The FCA disagreed with these arguments and found that the tips became the property of the employer before the latter transferred the due-backs to the servers. First, the tips were deposited in the restaurant’s bank account and commingled with its other funds. Subsequently, the restaurant used funds from its bank account to pay a portion of those electronic tips to the servers. It was the employer who had been paying the tips to the employees, rather than the customer. Hence, any sum of money paid to servers, even though it was paid by the customer as a tip, was to be considered when calculating contributions owed for CPP and EI.

The FCA further found that the word “paid” in both definitions of “contributory salary and wages” under the CPP and “insurable earnings” under the EI was to be interpreted broadly. For instance, insurable earnings refer to a sum paid to employees in respect of their employment. Previous decisions, including from the Supreme Court (Nowegijick v. The Queen,  [1983] 1 SCR 29), found that the words “in respect of” have wide scope and import.
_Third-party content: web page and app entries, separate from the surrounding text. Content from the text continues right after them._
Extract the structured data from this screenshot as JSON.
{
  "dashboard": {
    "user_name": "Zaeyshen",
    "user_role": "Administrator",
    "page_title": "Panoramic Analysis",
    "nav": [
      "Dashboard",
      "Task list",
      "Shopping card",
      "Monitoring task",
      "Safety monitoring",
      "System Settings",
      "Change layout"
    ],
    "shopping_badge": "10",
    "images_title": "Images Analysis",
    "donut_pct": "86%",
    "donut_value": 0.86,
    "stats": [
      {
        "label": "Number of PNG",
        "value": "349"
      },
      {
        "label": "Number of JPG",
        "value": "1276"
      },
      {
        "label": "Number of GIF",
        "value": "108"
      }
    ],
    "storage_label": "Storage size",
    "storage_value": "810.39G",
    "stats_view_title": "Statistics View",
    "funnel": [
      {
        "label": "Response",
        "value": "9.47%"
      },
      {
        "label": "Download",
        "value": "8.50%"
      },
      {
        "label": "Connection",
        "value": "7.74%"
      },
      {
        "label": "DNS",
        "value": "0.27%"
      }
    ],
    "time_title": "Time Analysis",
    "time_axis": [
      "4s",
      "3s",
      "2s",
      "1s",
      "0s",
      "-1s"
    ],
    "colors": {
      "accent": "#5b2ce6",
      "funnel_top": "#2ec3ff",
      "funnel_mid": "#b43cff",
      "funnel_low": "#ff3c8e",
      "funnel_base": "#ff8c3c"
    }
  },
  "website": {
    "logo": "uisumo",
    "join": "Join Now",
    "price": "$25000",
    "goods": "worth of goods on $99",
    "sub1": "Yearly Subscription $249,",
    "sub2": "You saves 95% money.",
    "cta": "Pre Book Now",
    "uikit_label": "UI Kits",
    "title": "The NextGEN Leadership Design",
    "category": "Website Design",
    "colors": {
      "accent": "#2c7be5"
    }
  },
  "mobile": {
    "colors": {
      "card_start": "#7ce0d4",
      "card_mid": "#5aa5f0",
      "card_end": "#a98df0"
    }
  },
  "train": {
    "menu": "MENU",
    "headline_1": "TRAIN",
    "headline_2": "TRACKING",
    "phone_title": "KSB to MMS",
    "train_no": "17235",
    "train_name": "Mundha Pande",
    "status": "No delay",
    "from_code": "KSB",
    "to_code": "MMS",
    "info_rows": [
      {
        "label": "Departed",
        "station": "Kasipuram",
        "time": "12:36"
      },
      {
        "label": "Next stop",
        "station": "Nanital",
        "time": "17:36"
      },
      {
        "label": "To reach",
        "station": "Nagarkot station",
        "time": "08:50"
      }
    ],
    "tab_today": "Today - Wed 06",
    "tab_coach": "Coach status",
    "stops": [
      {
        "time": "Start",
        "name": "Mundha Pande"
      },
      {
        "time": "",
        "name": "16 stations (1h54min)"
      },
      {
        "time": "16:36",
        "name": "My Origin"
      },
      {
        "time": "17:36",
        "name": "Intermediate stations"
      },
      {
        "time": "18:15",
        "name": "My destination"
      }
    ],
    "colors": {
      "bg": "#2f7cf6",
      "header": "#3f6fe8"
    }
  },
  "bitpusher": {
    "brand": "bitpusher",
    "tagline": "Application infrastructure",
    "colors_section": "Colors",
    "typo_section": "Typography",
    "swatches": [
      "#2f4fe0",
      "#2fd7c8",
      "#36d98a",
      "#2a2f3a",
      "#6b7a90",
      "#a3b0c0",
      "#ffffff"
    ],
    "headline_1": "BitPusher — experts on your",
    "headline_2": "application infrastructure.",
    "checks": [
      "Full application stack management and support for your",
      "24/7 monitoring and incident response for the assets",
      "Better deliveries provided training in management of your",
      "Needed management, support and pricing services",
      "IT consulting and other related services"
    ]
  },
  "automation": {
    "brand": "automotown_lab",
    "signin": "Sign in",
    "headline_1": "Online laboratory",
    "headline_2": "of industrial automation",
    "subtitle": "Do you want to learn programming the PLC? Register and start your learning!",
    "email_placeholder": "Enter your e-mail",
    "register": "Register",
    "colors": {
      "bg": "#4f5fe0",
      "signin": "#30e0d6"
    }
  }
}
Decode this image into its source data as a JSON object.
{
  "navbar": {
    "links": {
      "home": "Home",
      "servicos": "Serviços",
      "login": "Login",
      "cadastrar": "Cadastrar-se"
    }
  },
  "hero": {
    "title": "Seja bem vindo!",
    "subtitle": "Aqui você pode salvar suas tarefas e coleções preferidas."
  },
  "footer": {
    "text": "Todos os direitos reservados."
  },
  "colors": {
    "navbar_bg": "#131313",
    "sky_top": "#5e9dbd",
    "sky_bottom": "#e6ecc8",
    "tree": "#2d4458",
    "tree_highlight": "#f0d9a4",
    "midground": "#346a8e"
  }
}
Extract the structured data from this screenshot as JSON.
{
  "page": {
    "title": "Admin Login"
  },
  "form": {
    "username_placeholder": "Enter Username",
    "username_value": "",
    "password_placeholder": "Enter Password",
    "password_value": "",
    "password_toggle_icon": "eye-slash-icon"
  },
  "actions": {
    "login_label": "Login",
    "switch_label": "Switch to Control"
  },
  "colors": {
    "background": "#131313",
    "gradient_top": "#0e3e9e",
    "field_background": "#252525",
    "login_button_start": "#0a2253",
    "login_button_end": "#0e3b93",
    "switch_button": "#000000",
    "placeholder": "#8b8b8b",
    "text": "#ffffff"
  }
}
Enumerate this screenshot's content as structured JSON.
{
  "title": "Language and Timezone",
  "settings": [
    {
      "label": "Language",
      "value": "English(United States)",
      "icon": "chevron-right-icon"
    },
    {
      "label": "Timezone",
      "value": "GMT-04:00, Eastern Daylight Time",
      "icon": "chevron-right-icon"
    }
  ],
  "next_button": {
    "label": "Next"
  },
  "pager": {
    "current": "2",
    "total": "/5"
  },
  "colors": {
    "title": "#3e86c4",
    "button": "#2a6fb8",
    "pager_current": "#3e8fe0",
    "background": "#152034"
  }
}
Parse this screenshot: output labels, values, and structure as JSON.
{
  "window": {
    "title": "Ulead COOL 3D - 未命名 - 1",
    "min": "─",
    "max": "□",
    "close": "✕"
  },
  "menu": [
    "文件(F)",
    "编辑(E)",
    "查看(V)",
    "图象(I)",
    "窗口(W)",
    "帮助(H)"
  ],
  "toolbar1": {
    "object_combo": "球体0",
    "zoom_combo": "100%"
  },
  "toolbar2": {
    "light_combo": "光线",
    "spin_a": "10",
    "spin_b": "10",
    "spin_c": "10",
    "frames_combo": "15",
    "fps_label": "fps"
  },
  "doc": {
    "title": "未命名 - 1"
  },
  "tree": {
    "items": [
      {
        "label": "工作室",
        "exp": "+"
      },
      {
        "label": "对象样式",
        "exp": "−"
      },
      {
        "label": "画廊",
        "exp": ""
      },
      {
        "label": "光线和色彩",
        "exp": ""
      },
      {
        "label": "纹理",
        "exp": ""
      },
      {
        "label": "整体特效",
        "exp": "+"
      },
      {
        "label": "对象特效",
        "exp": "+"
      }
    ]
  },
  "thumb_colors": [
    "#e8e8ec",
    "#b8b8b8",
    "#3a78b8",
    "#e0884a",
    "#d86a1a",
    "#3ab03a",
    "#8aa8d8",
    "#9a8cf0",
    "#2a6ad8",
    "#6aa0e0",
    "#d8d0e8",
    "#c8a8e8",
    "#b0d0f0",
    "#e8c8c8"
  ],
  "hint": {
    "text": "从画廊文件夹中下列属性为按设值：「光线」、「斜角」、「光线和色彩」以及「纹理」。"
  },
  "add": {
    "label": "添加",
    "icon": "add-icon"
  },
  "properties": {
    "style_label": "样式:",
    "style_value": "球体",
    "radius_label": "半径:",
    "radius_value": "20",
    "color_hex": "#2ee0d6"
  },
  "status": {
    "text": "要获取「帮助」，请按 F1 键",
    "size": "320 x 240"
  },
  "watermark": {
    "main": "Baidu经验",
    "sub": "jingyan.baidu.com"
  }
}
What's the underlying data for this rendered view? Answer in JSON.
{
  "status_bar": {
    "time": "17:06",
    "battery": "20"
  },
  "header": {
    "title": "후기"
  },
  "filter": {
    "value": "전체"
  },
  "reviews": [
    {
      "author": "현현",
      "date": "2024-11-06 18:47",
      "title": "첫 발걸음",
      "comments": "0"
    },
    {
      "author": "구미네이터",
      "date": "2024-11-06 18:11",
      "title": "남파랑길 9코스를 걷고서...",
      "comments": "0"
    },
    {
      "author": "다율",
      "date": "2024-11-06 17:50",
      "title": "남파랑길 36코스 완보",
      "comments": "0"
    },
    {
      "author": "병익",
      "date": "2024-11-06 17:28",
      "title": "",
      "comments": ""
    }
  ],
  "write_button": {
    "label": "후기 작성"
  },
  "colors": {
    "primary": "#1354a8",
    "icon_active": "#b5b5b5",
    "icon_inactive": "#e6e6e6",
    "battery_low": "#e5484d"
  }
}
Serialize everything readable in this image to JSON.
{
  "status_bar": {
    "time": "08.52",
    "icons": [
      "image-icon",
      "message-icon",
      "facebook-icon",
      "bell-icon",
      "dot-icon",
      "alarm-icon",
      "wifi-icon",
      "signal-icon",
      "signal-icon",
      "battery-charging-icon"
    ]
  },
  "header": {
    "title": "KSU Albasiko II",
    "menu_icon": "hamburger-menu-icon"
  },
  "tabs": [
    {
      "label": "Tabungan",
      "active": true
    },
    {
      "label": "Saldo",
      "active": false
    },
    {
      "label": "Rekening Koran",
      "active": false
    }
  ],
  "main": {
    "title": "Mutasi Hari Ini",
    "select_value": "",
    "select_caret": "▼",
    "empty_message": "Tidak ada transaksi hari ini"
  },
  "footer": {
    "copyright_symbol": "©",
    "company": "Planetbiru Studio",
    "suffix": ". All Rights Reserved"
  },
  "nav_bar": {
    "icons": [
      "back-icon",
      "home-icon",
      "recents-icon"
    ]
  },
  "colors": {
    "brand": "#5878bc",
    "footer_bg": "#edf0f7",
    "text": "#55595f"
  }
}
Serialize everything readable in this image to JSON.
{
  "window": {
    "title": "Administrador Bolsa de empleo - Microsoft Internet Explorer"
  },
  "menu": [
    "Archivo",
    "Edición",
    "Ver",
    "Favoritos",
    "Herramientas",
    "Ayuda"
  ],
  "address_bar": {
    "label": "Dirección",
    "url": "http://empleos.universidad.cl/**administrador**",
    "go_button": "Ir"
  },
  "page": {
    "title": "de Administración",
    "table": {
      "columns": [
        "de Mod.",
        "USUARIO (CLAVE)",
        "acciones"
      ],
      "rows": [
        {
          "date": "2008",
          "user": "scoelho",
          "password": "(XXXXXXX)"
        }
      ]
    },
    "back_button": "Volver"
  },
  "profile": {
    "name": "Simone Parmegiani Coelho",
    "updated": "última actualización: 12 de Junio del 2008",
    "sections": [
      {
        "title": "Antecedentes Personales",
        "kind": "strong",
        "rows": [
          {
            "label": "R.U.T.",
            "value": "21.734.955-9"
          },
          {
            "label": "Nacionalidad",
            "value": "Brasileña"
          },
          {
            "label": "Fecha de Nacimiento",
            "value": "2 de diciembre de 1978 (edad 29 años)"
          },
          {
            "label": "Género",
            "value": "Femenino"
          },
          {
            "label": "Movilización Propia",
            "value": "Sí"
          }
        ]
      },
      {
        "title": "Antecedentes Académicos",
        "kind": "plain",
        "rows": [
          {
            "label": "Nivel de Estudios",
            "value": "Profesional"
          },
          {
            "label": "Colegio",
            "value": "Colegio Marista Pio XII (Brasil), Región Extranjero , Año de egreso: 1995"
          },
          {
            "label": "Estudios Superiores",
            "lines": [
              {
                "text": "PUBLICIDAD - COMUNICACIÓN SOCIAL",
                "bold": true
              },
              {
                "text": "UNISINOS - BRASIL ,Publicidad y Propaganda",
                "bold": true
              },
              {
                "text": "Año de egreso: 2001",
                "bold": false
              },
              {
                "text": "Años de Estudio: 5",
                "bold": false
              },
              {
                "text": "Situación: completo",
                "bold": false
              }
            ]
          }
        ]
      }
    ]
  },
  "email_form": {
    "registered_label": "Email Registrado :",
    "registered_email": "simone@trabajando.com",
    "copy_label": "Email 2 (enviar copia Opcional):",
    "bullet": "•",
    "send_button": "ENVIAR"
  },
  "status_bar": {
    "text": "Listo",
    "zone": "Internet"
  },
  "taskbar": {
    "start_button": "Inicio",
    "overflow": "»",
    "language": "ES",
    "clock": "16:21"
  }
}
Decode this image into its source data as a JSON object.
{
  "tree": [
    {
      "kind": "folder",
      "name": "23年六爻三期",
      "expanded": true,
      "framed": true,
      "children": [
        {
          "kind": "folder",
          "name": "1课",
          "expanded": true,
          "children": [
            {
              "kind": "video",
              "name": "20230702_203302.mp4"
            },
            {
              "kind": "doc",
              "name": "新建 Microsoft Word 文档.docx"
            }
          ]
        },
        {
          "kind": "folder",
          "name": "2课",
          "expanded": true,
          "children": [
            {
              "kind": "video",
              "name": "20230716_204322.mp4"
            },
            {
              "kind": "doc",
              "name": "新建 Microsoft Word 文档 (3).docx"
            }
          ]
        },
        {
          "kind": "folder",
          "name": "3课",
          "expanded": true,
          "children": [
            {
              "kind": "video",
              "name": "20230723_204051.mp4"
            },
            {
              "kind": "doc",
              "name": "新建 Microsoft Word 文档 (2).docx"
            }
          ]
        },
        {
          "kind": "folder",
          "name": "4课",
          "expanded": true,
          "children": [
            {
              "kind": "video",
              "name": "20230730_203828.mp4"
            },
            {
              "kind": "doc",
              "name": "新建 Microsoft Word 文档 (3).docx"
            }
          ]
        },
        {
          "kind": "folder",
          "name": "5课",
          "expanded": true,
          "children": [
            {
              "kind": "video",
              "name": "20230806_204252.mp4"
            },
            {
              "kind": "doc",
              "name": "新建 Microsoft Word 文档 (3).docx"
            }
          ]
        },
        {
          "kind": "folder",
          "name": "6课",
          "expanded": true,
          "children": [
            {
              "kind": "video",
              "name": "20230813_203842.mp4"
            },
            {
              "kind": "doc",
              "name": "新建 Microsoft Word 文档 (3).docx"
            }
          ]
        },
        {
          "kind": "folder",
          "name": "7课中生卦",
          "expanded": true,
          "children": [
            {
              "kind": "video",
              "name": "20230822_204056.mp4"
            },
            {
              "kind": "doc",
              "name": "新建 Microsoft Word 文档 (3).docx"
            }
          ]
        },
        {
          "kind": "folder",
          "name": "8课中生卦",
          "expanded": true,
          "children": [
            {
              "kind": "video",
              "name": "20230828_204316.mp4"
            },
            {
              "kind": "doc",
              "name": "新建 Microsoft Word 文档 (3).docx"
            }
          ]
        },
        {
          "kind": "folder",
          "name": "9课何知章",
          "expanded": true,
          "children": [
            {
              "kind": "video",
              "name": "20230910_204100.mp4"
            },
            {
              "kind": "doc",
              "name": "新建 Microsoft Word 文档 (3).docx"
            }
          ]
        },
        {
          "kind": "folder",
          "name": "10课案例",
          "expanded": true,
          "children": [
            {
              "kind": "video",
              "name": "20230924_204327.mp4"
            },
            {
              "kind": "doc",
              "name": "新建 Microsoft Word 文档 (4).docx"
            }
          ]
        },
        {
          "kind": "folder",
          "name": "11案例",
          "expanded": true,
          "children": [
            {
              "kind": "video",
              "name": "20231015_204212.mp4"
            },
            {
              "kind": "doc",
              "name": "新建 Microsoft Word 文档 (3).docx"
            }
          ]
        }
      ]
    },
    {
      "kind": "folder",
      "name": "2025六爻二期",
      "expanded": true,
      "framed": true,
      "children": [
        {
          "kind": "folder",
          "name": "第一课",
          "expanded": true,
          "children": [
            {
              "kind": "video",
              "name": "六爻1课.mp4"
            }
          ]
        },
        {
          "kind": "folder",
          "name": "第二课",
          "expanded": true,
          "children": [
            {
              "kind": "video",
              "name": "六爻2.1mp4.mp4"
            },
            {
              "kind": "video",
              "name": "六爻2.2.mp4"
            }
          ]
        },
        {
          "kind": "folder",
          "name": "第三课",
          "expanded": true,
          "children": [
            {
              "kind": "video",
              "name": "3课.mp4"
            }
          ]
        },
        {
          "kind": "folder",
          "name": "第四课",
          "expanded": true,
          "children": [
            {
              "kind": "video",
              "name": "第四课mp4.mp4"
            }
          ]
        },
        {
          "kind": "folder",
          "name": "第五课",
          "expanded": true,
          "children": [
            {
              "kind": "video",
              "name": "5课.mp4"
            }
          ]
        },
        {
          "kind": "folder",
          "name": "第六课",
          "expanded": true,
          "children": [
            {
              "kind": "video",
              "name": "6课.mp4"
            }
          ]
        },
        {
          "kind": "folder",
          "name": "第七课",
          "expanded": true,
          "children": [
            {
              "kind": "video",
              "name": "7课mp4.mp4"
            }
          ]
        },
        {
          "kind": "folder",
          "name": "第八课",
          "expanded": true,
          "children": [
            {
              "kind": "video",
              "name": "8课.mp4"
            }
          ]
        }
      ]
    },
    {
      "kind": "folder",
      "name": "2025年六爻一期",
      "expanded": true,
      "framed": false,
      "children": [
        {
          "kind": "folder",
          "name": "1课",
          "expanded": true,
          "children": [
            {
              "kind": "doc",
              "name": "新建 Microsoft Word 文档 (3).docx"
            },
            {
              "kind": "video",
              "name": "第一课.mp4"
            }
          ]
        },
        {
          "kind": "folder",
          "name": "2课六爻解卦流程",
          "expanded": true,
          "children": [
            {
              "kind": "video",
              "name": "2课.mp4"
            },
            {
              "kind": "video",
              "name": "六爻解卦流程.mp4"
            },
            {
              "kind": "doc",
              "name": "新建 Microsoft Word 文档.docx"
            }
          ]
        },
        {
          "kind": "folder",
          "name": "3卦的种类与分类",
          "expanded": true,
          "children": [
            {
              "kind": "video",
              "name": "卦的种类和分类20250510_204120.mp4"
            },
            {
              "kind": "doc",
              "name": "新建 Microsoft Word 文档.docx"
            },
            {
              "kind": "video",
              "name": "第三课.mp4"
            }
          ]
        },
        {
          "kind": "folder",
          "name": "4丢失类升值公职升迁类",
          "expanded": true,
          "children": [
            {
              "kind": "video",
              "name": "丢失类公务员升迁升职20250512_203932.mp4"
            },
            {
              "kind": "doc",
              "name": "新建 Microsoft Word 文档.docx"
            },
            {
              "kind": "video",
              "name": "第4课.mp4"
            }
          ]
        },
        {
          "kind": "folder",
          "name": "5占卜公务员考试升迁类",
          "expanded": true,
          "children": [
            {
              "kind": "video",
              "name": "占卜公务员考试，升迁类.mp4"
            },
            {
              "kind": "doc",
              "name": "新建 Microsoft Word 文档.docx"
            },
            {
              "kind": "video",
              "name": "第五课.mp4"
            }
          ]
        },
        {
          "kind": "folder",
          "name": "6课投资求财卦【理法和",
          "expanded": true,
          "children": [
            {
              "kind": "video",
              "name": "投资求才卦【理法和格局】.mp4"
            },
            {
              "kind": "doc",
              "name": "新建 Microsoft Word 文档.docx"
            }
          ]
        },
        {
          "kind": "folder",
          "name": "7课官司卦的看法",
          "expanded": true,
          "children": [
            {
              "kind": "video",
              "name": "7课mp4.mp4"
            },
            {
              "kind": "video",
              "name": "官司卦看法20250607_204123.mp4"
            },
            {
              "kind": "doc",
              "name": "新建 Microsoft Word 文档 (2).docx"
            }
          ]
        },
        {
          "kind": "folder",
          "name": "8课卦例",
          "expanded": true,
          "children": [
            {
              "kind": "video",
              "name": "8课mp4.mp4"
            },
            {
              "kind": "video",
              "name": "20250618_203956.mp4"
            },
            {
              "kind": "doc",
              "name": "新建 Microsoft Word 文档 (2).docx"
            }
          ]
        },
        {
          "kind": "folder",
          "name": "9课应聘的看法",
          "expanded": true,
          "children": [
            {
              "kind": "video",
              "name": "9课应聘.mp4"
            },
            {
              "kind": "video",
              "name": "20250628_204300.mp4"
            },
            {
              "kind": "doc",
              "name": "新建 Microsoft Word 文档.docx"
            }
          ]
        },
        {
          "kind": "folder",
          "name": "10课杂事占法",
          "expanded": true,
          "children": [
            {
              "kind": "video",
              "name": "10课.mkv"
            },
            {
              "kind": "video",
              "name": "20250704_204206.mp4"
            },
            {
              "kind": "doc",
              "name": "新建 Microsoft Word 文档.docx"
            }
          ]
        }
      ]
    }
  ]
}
To this, the FCA agreed that “but for” their employment as servers by the appellant, the servers would not receive any tips paid to them. Furthermore, the Supreme Court in Canadian Pacific Ltd. v. Canada, [1986] 1 S.C.R. 678, already established that an employee’s remuneration could include tips paid to the employer for distribution to its employees. As the FCA pointed out, the Supreme Court also gave a broad interpretation to the word “paid”, saying that “the word ‘paid’...can equally well mean mere distribution by the employer or payment of a debt owing by him” and that “if one gives the word ‘remuneration’ a broad meaning, one must also give a broad meaning to the word ‘paid’.”

In response to the various arguments raised by the appellant, the FCA additionally stated that factors such as when the tips are paid to the servers, how the amounts are divided among employees and later paid, are irrelevant. Rather, in each individual case a Court must consider the facts and determine whether the employer paid the amounts to the employees in respect of their employment.

The FCA drew a distinction between this case and a prior decision from 2007 involving Lake City Casinos Limited (2007 FCA 100), as in the case of Lake City, the Tax Court found that the tips had never been the property, or commingled with the property, of the employer.